Case-based Learning in Higher Education
Case-based learning has become a common instructional method across higher education and is likely to be encountered in all disciplines. Its essence is a focus on real situations which require diagnosis and treatment. InCase-based Learning in Higher Education, it is explored by the Editors and contributors within the three separate but interrelated themes of concepts, theories, and outcomes.
The advantages of using cases are that they tend to resonate with students because of their realism and authenticity, and their experiential nature provides specific examples of theory in context. They also require students to practise their analytical, logical, and other high-order thinking skills, and provide opportunities for work in teams. The downside is that cases are not personal, so students have no stake in the ‘company’ or ‘organisation’ and cannot truly empathise with the protagonists.
But overall, the strength and value of the case method are clear, as is demonstrated by these eleven detailed descriptions of its use in a variety of different contexts internationally. Each of the cases described here contains key lessons about the value of case-based learning and the benefits it delivers. There are also ideas about design approaches which can increase the effectiveness of cases. One of the key conclusions is that, since case-based learning requires students to negotiate, argue, and reflect on their knowledge, they develop more responsibility and independence, thereby improving their personal and interpersonal skills.

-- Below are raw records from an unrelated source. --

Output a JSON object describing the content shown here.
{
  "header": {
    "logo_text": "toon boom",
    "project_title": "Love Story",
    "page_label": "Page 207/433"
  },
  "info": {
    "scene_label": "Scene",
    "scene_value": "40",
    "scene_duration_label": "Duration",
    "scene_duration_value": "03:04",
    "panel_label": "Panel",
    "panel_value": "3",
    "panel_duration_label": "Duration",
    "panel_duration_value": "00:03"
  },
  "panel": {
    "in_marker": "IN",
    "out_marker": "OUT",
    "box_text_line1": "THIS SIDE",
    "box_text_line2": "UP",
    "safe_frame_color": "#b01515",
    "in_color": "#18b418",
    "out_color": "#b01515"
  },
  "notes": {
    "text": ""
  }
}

This process can have a demonstrable impact on student self-esteem and self-confidence, both of which increase a student’s employability in the professional world which faces today’s and tomorrow’s graduates from higher education.
John Branch is Lecturer of Marketing and Academic Director of the part-time MBA programmes at the Stephen M. Ross School of Business, and Faculty Associate at the Center for Russian, East European & European Studies, both of the University of Michigan, USA.
Paul Bartholomew is Director of Learning Innovation and Professional Practice at Aston University, UK.
Claus Nygaard is Professor in Management Education at Copenhagen Business School and Executive Director of LiHE.